In the U.S. lower legislative chamber, the House, those would likely include newly appointed House Speaker Mike Johnson took on Mitch McConnell, the Republican Senate minority leader directly, pushing to unlink aid to Israel from aid to Ukraine.
"While the world burns, Johnson and the MAGA wing of the Republican Party — which seems to have swallowed the evangelical movement while also embracing it...
It "is embracing the darkest verses of the Bible, apparently pushing for apocalypse with an enthusiasm only rivaled by Saul's slaughter of Christians before he changed his name to Paul," wrote Karem.
He said that the House of Representatives, which is now run by Johnson, "offers a discount version" that some Republicans have dreamed of for years.
"They've renewed the Inquisition and seem determined to convert the U.S. into a theocracy run by people who will thump you with the Bible, but haven't read much of it," wrote the Salon author.
'FIRE AND BRIMSTONE'
Karem wrote, "Lord, how they love to preach fire and brimstone. But the Sermon on the Mount and the Beatitudes? Forget it. Matthew 25:40: 'Whatever you did it for one of the least of these brothers and sisters of mine, you did for me'? Not a chance. They've embraced only the Old Testament angry God and the apocalyptic parts of Revelation brought on by ergot poisoning."
Karem compared Republicans to Hamas terrorists less than a month after the horrific terror attacks in Israel, observed Alexander Hall for Fox News.
In his Salon article Karem noted that the Age of Enlightenment, following hundreds of years of bloody crusades, led to society giving up on state religions and was a direct inspiration for the US. Bill of Rights,.
He said, "Modern Republicans seem hellbent on returning to the Middle Ages, driven there by the first Christian nationalist House speaker.
"The First Amendment's establishment clause prohibits the government from making any law "respecting an establishment of religion." That not only forbids the government from establishing an official religion, but also prohibits government actions that unduly favor one religion over another," wrote Karem.
He quotes, Democrat Rep. Jamie Raskin of Maryland, a constitutional scholar, saying there was a solid reason for this much-debated and carefully written clause:
"The framers taught us that the biggest threat to religious freedom comes from theocrats who try to establish their own sect over everyone else.
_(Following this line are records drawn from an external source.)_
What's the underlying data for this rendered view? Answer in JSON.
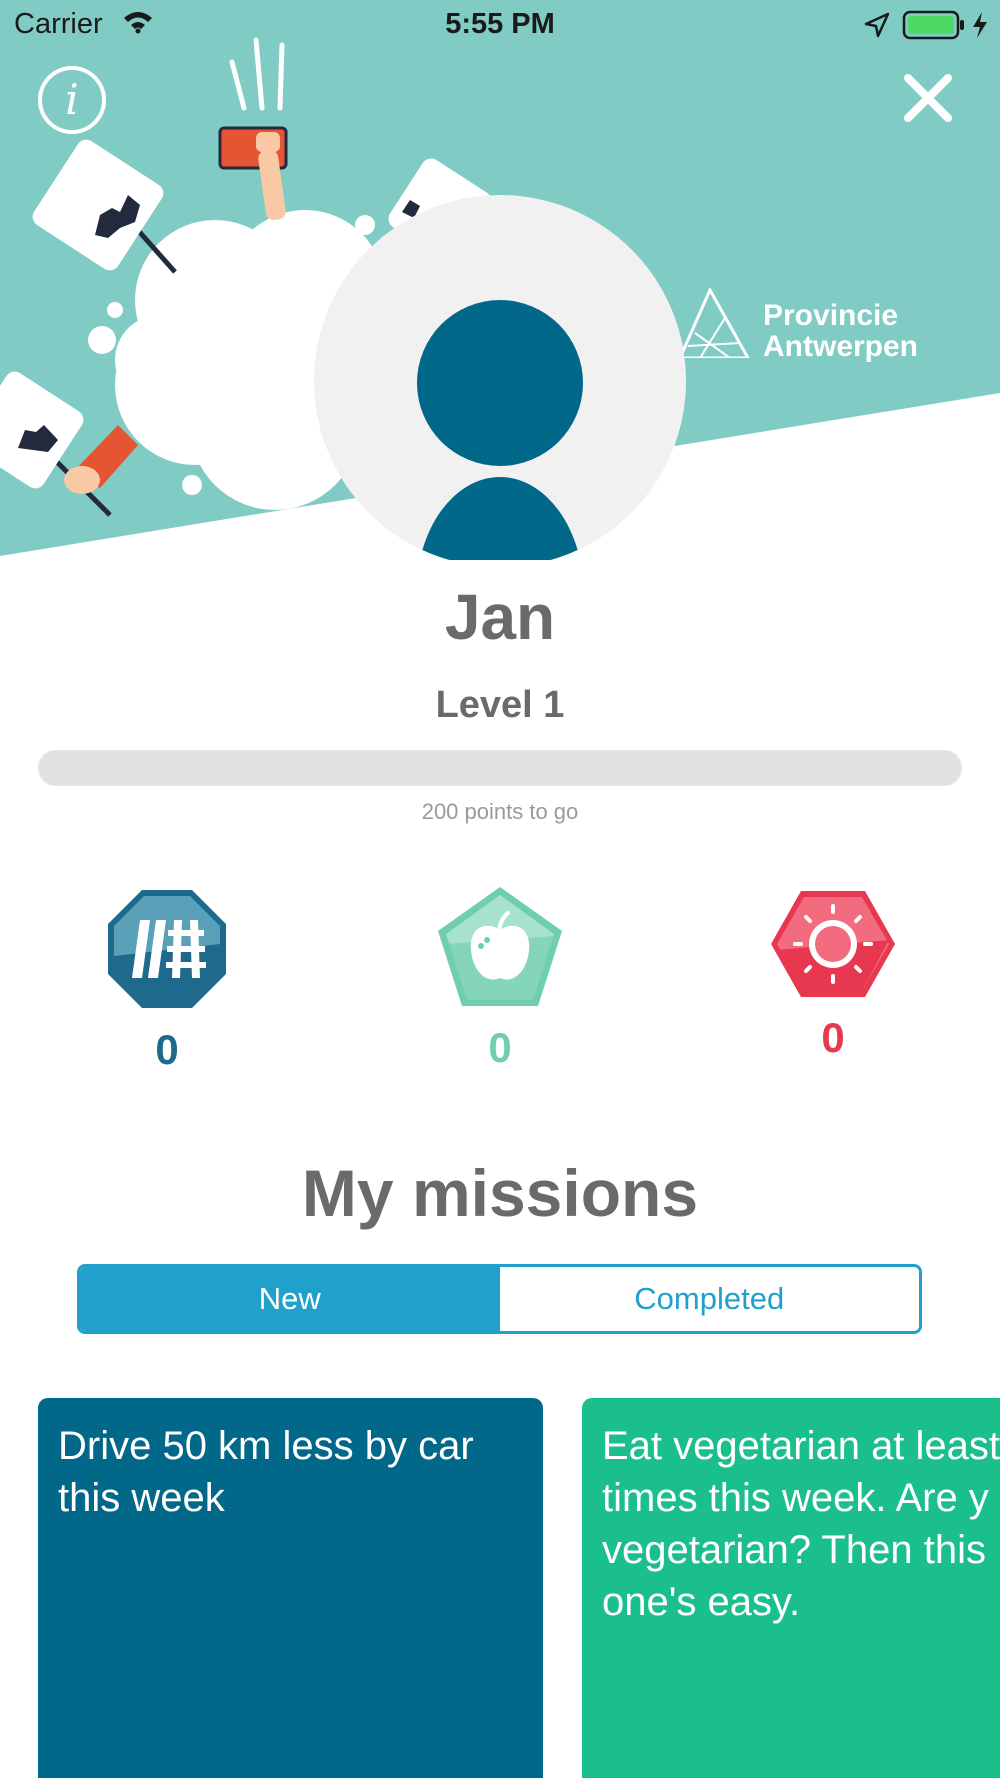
{
  "status_bar": {
    "carrier": "Carrier",
    "time": "5:55 PM"
  },
  "header": {
    "info_icon": "i",
    "brand_line1": "Provincie",
    "brand_line2": "Antwerpen"
  },
  "profile": {
    "name": "Jan",
    "level": "Level 1",
    "progress_fraction": 0,
    "progress_caption": "200 points to go"
  },
  "badges": [
    {
      "icon": "rail-track-icon",
      "count": "0",
      "color": "#1d6a8c"
    },
    {
      "icon": "apple-icon",
      "count": "0",
      "color": "#6fcfac"
    },
    {
      "icon": "sun-icon",
      "count": "0",
      "color": "#e8384f"
    }
  ],
  "missions": {
    "title": "My missions",
    "tabs": {
      "new": "New",
      "completed": "Completed"
    },
    "cards": [
      {
        "line1": "Drive 50 km less by car",
        "line2": "this week"
      },
      {
        "line1": "Eat vegetarian at least",
        "line2": "times this week. Are y",
        "line3": "vegetarian? Then this",
        "line4": "one's easy."
      }
    ]
  }
}
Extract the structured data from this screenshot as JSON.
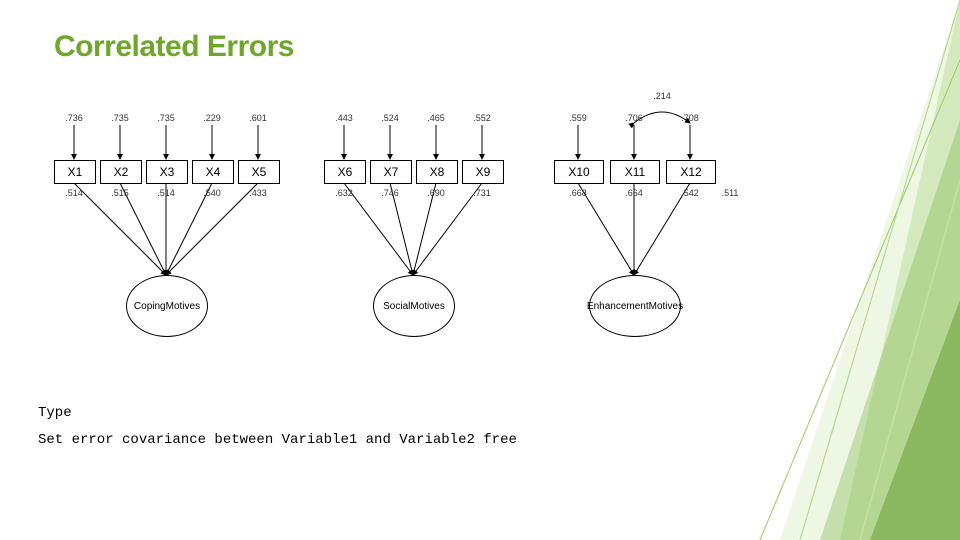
{
  "title": "Correlated Errors",
  "code": {
    "line1": "Type",
    "line2": "Set error covariance between Variable1 and Variable2 free"
  },
  "diagram": {
    "correlation_label": ".214",
    "vars": [
      {
        "name": "X1",
        "err": ".736",
        "load": ".514"
      },
      {
        "name": "X2",
        "err": ".735",
        "load": ".515"
      },
      {
        "name": "X3",
        "err": ".735",
        "load": ".514"
      },
      {
        "name": "X4",
        "err": ".229",
        "load": ".540"
      },
      {
        "name": "X5",
        "err": ".601",
        "load": ".433"
      },
      {
        "name": "X6",
        "err": ".443",
        "load": ".632"
      },
      {
        "name": "X7",
        "err": ".524",
        "load": ".746"
      },
      {
        "name": "X8",
        "err": ".465",
        "load": ".690"
      },
      {
        "name": "X9",
        "err": ".552",
        "load": ".731"
      },
      {
        "name": "X10",
        "err": ".559",
        "load": ".668"
      },
      {
        "name": "X11",
        "err": ".706",
        "load": ".664"
      },
      {
        "name": "X12",
        "err": ".708",
        "load": ".542"
      }
    ],
    "extra_load_x12": ".511",
    "factors": [
      {
        "label": "Coping\nMotives"
      },
      {
        "label": "Social\nMotives"
      },
      {
        "label": "Enhancement\nMotives"
      }
    ]
  }
}
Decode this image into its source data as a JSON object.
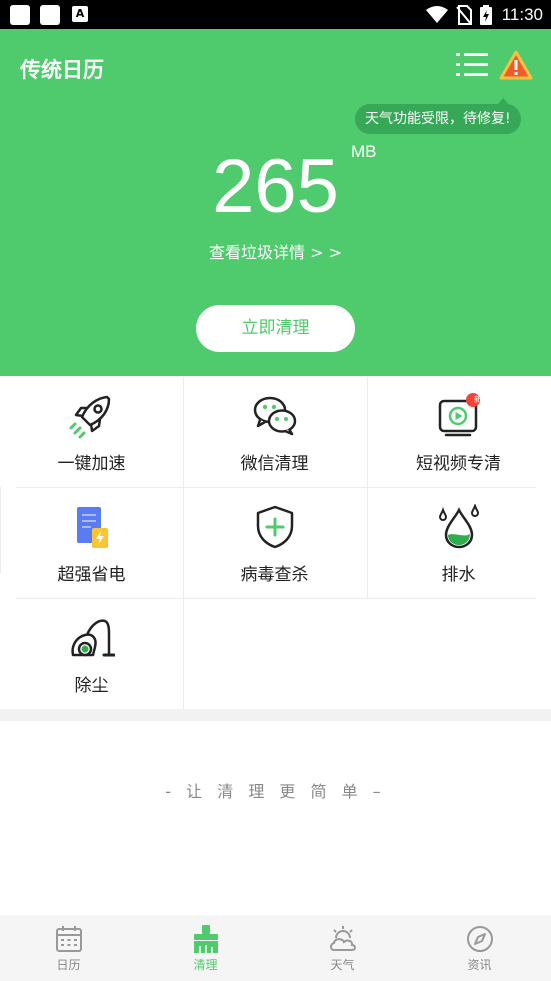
{
  "status_bar": {
    "time": "11:30",
    "icons": [
      "notification-square-icon",
      "notification-square-icon",
      "a-box-icon",
      "wifi-icon",
      "no-sim-icon",
      "battery-charging-icon"
    ]
  },
  "header": {
    "app_title": "传统日历",
    "tooltip": "天气功能受限，待修复!",
    "junk_size": "265",
    "junk_unit": "MB",
    "view_details": "查看垃圾详情 > >",
    "clean_button": "立即清理",
    "accent_color": "#4fca6c",
    "warning_color": "#f15a29"
  },
  "tools": [
    {
      "label": "一键加速",
      "icon": "rocket-icon"
    },
    {
      "label": "微信清理",
      "icon": "wechat-icon"
    },
    {
      "label": "短视频专清",
      "icon": "video-play-icon",
      "badge": "新"
    },
    {
      "label": "超强省电",
      "icon": "battery-saver-icon"
    },
    {
      "label": "病毒查杀",
      "icon": "shield-plus-icon"
    },
    {
      "label": "排水",
      "icon": "water-drop-icon"
    },
    {
      "label": "除尘",
      "icon": "vacuum-cleaner-icon"
    }
  ],
  "slogan": "- 让 清 理 更 简 单 –",
  "bottom_nav": [
    {
      "label": "日历",
      "icon": "calendar-icon",
      "active": false
    },
    {
      "label": "清理",
      "icon": "broom-icon",
      "active": true
    },
    {
      "label": "天气",
      "icon": "weather-icon",
      "active": false
    },
    {
      "label": "资讯",
      "icon": "compass-icon",
      "active": false
    }
  ]
}
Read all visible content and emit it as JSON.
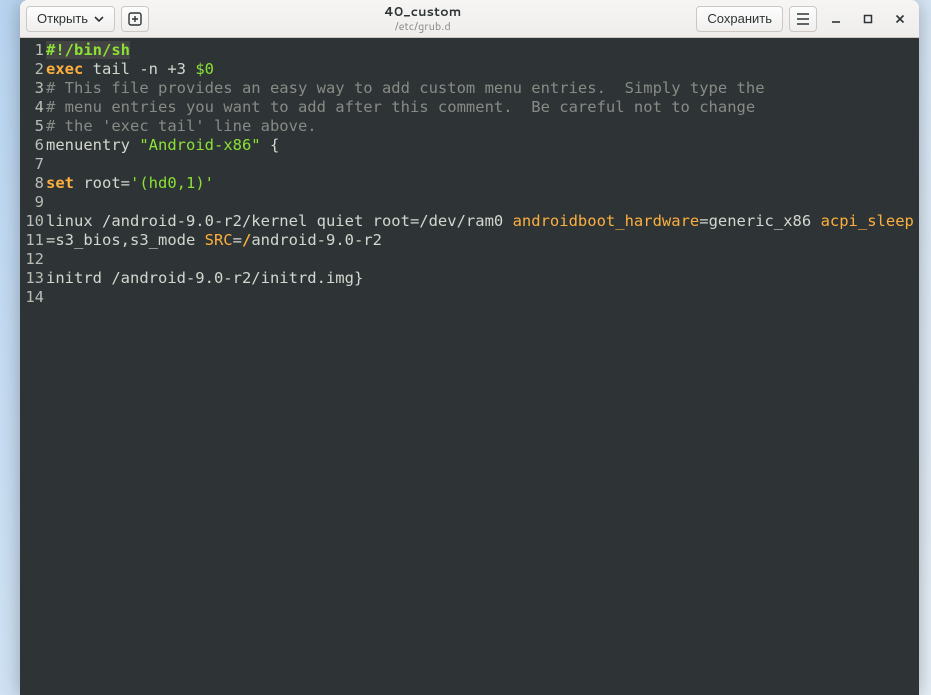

That's why we have two religion clauses in the First Amendment," of the U.S. constitution, Raskin is quoted saying.
CNN's Ronald Brownstein wrote an Oc.t 31 analysis that Johnson has been "a virulent warrior for conservative cultural causes" throughout his career, and has closely identified with far-right Christian nationalists seeking to tear down the separation of church and state.